Stored items ::
##########

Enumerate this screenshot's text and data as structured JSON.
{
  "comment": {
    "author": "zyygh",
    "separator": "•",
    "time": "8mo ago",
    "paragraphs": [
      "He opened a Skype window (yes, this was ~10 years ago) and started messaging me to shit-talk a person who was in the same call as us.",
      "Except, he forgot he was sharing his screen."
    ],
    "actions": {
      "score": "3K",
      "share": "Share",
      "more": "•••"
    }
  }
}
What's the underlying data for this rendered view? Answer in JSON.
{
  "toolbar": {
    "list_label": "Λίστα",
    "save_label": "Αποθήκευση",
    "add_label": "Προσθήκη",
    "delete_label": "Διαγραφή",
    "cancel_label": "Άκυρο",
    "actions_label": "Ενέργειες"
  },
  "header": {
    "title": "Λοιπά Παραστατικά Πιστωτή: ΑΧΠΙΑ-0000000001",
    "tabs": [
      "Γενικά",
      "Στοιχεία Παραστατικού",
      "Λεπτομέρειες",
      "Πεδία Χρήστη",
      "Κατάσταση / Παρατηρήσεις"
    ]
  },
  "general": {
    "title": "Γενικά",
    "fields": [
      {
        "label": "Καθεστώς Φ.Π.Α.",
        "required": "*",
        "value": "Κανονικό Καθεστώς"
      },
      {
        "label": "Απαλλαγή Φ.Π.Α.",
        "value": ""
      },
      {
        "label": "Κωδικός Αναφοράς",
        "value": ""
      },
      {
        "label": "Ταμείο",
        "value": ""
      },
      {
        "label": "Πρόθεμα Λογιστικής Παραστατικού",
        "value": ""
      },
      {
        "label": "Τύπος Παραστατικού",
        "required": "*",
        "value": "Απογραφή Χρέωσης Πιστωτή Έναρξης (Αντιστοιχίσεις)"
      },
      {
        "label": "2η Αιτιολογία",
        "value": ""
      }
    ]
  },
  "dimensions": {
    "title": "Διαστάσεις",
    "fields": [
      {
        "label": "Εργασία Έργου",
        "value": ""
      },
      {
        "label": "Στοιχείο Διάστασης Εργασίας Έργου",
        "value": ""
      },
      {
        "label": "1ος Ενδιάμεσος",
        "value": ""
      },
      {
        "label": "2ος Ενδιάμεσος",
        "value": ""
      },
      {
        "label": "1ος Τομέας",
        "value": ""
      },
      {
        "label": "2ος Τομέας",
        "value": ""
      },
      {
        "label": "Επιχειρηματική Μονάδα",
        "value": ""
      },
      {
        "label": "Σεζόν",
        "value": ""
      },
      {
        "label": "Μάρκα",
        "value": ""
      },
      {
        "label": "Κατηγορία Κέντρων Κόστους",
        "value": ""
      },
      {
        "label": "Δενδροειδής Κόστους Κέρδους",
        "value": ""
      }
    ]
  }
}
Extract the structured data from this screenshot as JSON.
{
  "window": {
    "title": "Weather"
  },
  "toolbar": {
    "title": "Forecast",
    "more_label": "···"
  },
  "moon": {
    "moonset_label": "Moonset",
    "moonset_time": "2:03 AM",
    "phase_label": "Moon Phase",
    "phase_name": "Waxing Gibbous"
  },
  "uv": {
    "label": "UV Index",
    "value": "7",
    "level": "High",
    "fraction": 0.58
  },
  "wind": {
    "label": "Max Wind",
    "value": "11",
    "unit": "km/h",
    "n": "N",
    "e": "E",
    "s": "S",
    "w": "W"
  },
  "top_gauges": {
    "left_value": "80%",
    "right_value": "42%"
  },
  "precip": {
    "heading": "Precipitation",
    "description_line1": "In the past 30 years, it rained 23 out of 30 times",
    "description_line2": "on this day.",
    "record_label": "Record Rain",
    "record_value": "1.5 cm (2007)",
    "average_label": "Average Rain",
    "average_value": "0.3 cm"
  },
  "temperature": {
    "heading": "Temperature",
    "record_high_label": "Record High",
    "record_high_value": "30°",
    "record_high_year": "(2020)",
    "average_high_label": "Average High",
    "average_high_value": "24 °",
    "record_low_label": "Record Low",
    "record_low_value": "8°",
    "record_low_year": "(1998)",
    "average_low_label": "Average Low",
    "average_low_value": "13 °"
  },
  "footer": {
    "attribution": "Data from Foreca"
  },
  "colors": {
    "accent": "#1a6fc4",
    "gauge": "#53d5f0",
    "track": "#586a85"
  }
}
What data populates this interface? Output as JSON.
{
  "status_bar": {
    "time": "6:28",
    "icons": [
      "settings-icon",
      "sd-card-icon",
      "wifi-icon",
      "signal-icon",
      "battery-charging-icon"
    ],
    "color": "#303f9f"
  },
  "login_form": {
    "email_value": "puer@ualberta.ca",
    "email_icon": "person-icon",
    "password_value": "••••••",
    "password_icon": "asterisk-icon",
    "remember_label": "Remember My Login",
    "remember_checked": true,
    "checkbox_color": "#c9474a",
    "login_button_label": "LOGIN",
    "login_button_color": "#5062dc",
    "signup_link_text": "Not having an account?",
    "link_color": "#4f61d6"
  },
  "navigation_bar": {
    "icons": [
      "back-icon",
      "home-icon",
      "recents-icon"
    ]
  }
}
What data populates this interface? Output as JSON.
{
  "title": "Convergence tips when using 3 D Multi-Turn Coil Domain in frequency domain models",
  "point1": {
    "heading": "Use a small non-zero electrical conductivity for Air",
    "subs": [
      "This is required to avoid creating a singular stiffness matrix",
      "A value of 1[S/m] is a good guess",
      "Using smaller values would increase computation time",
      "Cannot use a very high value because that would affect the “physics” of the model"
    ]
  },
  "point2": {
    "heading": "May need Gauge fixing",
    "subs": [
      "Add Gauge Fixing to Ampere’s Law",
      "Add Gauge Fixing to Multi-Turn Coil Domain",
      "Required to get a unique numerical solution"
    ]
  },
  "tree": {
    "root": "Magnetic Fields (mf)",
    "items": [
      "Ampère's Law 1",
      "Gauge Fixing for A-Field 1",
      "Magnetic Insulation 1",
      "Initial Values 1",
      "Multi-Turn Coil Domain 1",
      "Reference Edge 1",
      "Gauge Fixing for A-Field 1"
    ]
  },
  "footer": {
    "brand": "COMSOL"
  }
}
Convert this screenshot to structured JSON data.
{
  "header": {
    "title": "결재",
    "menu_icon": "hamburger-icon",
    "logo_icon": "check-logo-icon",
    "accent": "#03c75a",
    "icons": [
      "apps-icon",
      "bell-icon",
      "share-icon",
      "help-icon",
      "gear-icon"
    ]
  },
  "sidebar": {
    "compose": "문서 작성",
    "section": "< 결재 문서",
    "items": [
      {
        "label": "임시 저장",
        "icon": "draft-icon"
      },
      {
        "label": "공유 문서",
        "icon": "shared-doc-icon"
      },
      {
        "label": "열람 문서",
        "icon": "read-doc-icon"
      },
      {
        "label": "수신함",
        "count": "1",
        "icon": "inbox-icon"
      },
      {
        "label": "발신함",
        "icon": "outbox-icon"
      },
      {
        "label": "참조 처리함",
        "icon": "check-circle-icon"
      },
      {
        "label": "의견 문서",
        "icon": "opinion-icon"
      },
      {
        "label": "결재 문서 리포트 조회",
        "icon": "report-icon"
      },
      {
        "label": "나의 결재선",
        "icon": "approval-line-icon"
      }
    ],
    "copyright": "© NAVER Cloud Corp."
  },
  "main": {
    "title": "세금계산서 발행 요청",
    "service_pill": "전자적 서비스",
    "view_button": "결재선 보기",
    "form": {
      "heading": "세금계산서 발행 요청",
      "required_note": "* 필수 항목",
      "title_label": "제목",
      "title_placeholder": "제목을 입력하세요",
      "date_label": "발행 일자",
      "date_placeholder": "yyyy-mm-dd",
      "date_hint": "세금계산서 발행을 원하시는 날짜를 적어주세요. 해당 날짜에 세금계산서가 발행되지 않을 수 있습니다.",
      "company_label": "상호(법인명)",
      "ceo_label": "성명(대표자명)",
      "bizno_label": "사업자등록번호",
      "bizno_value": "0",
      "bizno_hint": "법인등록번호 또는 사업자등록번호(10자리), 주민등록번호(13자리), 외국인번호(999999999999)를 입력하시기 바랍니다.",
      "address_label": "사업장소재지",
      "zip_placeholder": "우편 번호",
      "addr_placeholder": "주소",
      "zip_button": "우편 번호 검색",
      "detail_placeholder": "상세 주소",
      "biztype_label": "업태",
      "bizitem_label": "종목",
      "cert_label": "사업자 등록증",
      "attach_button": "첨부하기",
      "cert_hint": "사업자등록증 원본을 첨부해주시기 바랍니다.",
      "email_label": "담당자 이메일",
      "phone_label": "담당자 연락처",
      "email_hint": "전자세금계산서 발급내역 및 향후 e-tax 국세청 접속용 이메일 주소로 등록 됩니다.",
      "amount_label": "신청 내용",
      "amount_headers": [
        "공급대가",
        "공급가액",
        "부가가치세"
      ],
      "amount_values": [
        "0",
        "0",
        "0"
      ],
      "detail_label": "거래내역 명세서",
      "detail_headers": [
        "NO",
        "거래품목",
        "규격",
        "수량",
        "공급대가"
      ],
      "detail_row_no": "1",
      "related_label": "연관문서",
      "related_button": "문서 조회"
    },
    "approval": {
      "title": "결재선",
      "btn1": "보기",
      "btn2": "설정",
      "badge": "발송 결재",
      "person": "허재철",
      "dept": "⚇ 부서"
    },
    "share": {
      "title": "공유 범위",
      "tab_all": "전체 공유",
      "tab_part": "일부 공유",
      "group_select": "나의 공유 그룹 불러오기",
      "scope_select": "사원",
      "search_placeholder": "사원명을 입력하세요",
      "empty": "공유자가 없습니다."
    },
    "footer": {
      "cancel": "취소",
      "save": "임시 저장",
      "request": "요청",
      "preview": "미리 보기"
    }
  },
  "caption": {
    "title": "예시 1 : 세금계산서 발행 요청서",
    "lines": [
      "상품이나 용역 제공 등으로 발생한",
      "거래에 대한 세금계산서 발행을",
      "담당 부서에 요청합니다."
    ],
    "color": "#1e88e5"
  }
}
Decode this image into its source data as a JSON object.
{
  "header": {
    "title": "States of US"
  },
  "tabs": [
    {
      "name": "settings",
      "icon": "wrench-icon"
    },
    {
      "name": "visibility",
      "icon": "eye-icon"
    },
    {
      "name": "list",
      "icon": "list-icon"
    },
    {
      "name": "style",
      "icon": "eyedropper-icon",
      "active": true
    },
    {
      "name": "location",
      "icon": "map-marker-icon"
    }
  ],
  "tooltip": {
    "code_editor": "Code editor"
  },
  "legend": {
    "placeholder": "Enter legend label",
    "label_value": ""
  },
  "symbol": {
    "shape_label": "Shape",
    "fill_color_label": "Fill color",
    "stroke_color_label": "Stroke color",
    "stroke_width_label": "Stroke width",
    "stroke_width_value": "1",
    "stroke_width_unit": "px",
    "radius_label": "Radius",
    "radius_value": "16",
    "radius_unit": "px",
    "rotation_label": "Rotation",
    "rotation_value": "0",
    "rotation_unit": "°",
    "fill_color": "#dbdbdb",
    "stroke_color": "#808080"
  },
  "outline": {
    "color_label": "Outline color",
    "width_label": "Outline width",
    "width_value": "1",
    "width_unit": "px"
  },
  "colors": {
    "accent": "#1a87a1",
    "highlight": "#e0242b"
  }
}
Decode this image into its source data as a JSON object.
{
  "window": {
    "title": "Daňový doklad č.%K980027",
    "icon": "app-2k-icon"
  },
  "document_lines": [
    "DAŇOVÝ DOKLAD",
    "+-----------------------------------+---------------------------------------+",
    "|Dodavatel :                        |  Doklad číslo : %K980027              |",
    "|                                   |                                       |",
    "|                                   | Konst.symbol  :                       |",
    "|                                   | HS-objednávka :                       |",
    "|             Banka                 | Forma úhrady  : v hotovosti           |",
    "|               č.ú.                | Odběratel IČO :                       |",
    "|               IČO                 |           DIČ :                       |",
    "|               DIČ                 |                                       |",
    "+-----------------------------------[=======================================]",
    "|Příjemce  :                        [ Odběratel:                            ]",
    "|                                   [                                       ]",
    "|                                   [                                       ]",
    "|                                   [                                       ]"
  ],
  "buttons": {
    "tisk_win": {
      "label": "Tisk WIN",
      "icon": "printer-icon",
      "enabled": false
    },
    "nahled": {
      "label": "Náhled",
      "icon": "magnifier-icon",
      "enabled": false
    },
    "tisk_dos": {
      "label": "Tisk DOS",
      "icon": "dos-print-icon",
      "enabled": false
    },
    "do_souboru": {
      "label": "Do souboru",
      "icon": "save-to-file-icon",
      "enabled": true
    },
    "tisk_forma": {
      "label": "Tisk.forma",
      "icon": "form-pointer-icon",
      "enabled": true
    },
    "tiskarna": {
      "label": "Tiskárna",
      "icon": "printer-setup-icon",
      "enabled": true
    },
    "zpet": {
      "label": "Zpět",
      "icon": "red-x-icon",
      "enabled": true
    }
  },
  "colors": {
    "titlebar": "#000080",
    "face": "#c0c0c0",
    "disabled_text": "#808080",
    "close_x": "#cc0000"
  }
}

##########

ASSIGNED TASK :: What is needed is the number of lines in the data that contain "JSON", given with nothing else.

RESPONSE BOX :: 8